Infinity Solar, first on the ground at Benban, has already been going out of its way to provide jobs. “Ninety-eight per cent of our labour is from Benban village,” said Infinity director Nayer Fouad. “We try to employ as many local people as possible. This is important to the governor. All 600 of our labourers were from Benban, even the engineers. But we know there are 5,000 who want to work; we are trying to please everybody as much as possible.”
To support the development of more work in the region, the EBRD’s Reem El Saady, who works with small businesses, wants to develop her remit locally and help people set up catering, logistics and other companies to supply the park. But she talks of the need to keep hopes grounded in reality and not promise too much, to avoid disappointments.
The Benban solar development may offer other, less tangible, benefits. One geopolitical plus is that developing new energy supplies separate from the Nile river water, which has traditionally brought life to the country – whether as irrigation for the fields or electrical supply through Aswan’s dams – is increasingly important to Egypt.
This is because Egypt fears the huge Renaissance Dam being built in nearby Ethiopia – from whose highlands the Blue Nile springs – might soon cut into its water supply, destroying precious farmland for some of its population of 93 million people.

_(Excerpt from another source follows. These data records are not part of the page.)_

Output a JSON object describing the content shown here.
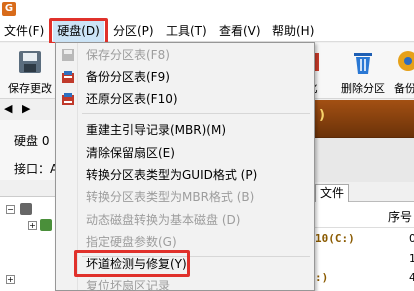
{
  "app": {
    "icon_letter": "G"
  },
  "menubar": {
    "items": [
      {
        "label": "文件(F)"
      },
      {
        "label": "硬盘(D)"
      },
      {
        "label": "分区(P)"
      },
      {
        "label": "工具(T)"
      },
      {
        "label": "查看(V)"
      },
      {
        "label": "帮助(H)"
      }
    ],
    "active_index": 1
  },
  "toolbar": {
    "save_label": "保存更改",
    "delete_partition_label": "删除分区",
    "partial_left_label": "化",
    "partial_right_label": "备份"
  },
  "disk_panel": {
    "disk_label": "硬盘  0",
    "interface_label": "接口：A"
  },
  "tabs": {
    "files_tab": "文件"
  },
  "table": {
    "col_seq": "序号",
    "rows": [
      {
        "part": "10(C:)",
        "seq": "0"
      },
      {
        "part": "",
        "seq": "1"
      },
      {
        "part": ":)",
        "seq": "4"
      }
    ]
  },
  "banner_text": ")",
  "disk_menu": {
    "items": [
      {
        "label": "保存分区表(F8)",
        "enabled": false,
        "icon": "save-partition-table-icon"
      },
      {
        "label": "备份分区表(F9)",
        "enabled": true,
        "icon": "backup-partition-table-icon"
      },
      {
        "label": "还原分区表(F10)",
        "enabled": true,
        "icon": "restore-partition-table-icon"
      },
      {
        "label": "重建主引导记录(MBR)(M)",
        "enabled": true
      },
      {
        "label": "清除保留扇区(E)",
        "enabled": true
      },
      {
        "label": "转换分区表类型为GUID格式 (P)",
        "enabled": true
      },
      {
        "label": "转换分区表类型为MBR格式 (B)",
        "enabled": false
      },
      {
        "label": "动态磁盘转换为基本磁盘 (D)",
        "enabled": false
      },
      {
        "label": "指定硬盘参数(G)",
        "enabled": false
      },
      {
        "label": "坏道检测与修复(Y)",
        "enabled": true
      },
      {
        "label": "复位坏扇区记录",
        "enabled": false
      }
    ]
  },
  "colors": {
    "highlight_border": "#e0312b",
    "banner_brown": "#8a430f",
    "disabled_text": "#9d9d9d"
  }
}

One solution for Egypt would be to desalinate water from the Red Sea, but this is expensive. As the EBRD’s senior political counsellor Tarek Osman pointed out, developing new energy supplies separate from the hydro ones reliant on the Nile river water is increasingly a priority for Egypt, to allay these concerns. The more renewables become integrated into Egypt’s energy mix, the more economic some solutions to the potential water concerns are.
Construction of the newly financed plots and of the last three of four substations connecting the solar park to the grid at Benban was due to start in early 2018.
As plans move forward – amid all the possibilities, many still unquantifiable, and all the hopes – experts' advice is: keep an open mind.
“There is this habit of mind where people think what you have now is what you’ll always have. Today we take it for granted that we have an energy sector built on hydrocarbons. That is true and will remain true for some time. But it didn’t used to be oil and gas, it used to be coal. And before coal it was wood. Now in many countries wood is already an irrelevant source of energy and coal is becoming an irrelevant source. So things can change surprisingly quickly and dramatically. And they probably will.”
Find out more about the EBRD's work in renewable energy
Words: Vanora Bennett
Visuals: Rebecca Corbett and Dermot Doorly
Production: Bryan Whitford and Daniel Kelly
Published: 24 January 2018
The EBRD is a multilateral bank that promotes the development of the private sector and entrepreneurial initiative in 37 economies across three continents. The Bank is owned by 66 countries as well as the EU and the EIB. EBRD investments are aimed at making the economies in its regions competitive, inclusive, well-governed, green, and integrated. Follow us on the web, Facebook, LinkedIn, Instagram, Twitter and YouTube.